Tonight at 7:30pm, I’ll be hosting and introducing David Shields at Powell’s. I just finished reading his “manifesto” Reality Hunger. It’s a book that has been pretty divisive among readers. In it, Shields basically illustrates why current fiction, especially novels, are dead to him. Or at least bore him. The assembled quotes and anecdotes (over 600 of them) are mounted as evidence/justification for his position. Most are by other people, which means that Shields himself probably wrote less than a quarter of it. That was initially my problem with the book. But as I got further into it I stopped thumbing to the back of the book to see who wrote what part, and I simply let most of the book come to me without a concern for who said it (Shields begrudgingly includes a list of his sources at the end to ease Random House’s worries). Even though Shields didn’t write the majority of the book, I began to admire it as a pure creation of its own. I’m sure Shields could have easily taken some of the thoughts from Picasso, Emerson, and Robbe-Grillet and manipulated them into his own. After all, old philosophies, stunts, and theories have been remade by lesser men and women (like Lady GaGa doing Madonna on a karaoke machine as big as the world).
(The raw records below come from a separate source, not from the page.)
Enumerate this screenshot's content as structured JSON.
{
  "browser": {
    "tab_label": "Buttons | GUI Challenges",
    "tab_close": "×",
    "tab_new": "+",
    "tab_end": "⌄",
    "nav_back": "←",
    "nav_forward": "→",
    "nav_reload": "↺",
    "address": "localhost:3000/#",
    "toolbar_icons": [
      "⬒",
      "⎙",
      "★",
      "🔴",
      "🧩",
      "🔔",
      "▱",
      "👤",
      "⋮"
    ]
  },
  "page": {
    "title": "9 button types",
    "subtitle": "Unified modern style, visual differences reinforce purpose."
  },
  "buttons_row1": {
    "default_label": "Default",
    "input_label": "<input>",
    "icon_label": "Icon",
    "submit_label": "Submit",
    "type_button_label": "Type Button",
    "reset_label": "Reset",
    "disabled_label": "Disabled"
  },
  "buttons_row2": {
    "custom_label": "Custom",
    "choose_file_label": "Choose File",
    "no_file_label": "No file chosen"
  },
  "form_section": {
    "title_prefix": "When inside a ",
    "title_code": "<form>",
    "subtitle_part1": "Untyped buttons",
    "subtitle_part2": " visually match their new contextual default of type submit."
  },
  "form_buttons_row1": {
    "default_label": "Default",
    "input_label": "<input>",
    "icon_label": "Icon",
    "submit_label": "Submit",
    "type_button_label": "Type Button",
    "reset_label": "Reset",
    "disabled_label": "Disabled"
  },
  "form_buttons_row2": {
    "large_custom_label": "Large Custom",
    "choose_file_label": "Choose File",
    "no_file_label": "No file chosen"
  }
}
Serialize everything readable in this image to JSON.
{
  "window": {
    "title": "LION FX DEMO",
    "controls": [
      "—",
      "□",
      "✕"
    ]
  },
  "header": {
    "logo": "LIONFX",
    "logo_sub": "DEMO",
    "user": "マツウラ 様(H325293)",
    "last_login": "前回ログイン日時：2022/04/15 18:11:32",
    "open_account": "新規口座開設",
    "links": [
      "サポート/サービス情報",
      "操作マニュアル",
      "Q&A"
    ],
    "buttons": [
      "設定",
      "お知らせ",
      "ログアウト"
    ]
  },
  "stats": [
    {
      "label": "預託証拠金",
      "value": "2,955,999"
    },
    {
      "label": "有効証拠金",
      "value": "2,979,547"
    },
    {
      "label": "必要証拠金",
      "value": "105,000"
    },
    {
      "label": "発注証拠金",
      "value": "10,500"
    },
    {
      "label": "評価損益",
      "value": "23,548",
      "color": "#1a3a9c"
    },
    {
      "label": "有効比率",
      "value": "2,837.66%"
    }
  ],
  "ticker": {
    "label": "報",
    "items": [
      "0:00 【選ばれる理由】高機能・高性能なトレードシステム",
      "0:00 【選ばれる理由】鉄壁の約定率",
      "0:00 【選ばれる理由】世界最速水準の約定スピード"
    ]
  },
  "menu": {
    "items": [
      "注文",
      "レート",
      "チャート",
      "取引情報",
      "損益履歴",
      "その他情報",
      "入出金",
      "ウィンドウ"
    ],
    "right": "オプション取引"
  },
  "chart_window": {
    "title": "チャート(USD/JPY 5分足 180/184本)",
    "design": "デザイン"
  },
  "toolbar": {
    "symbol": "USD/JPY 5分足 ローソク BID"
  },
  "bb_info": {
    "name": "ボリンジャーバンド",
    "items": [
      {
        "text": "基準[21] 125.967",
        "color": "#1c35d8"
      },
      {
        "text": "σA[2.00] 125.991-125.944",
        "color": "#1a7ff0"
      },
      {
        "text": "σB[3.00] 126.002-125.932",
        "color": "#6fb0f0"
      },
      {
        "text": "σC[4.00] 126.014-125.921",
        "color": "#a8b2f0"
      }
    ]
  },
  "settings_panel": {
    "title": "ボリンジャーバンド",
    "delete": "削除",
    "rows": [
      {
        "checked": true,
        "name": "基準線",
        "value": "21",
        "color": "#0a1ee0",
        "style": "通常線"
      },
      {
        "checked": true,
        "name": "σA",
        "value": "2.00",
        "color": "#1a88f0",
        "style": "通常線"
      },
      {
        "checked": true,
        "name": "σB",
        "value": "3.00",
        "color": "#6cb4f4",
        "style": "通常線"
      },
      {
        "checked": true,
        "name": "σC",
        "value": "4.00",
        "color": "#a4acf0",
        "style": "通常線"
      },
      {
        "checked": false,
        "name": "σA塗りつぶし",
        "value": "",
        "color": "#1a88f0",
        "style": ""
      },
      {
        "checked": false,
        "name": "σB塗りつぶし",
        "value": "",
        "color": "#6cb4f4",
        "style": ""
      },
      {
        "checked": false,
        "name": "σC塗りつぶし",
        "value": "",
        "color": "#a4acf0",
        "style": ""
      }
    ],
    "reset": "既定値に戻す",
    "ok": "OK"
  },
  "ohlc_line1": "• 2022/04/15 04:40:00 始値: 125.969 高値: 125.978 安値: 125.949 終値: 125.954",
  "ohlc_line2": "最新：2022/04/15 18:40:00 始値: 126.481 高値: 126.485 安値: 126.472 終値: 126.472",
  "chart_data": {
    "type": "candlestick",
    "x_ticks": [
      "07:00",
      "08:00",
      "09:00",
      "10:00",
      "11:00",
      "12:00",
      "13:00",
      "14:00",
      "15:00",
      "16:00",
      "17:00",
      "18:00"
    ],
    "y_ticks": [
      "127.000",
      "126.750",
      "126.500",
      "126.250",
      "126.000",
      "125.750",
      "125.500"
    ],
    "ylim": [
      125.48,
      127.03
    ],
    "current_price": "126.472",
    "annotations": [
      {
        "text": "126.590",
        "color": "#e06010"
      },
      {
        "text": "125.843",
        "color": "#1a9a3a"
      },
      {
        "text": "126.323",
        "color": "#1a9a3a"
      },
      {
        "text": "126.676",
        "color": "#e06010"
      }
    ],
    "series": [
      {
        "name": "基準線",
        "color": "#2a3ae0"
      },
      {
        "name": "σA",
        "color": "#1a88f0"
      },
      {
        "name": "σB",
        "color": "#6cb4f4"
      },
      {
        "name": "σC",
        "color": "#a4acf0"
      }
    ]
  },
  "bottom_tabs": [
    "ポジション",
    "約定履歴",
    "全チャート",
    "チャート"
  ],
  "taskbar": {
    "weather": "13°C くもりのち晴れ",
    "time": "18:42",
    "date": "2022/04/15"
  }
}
So I ended up really enjoying Reality Hunger. As the author of a memoir, I found a lot of sections to match up with my thoughts exactly. And not that I’m “switching teams” (nonfiction vs fiction) but I must admit that I’ve become more interested in memoir the past two years. With some exceptions (Wells Tower, Donald Ray Pollack, Sam Lipsyte, Dawn Raffel), I’ve found it hard to get inspired by, or to connect with, a lot of current fiction.
I think what upsets most people about Reality Hunger is they feel that Shields is speaking for them or for (American) culture at large. And maybe he does dare to do that sometimes, but I think that’s a calculated form of confrontation. In a way, it’s like someone telling you that you really didn’t really like The Kite Runner or Tree of Smoke. It’s kind of funny, actually (confrontation has really come into its own as a form of humor, especially relevant in the past 30 years).
When I started reading Reality Hunger I immediately thought: I should send him a copy of A Common Pornography. I could tell the way he talked about collage and narrative fragments that he would like ACP. But I was also a little unsure about that because of one past incident. In 2004, when I was putting together the anthology, The Insomniac Reader, I asked Shields if he had something to submit to me. I’d read some of his stories and his great book on race and basketball (Black Planet) and really enjoyed his work. He sent me a story that I really liked and I initially accepted it. But when I started shopping the finished collection around, I realized that it was too long. I had to cut some stories out. His was one of them. I remember he sent me an email that was exasperated and maybe a little bitter. But who could blame him.
Anyway, before I could send him a copy of my book, I got an email from him last month telling me how much he “admired” ACP. He said he really liked the “loose” but “rigorous” form. That made my day, especially the fact that he found my book on his own and that he wasn’t mad about the Insomniac snafu.
So tonight I will be more than happy to reconnect with Mr. Shields. He’s discussing something that is deeply valuable to our culture and if he is dividing listeners into two camps, I find myself leaning more toward his side. At least until I discover the next great novel, hopefully lurking out there somewhere.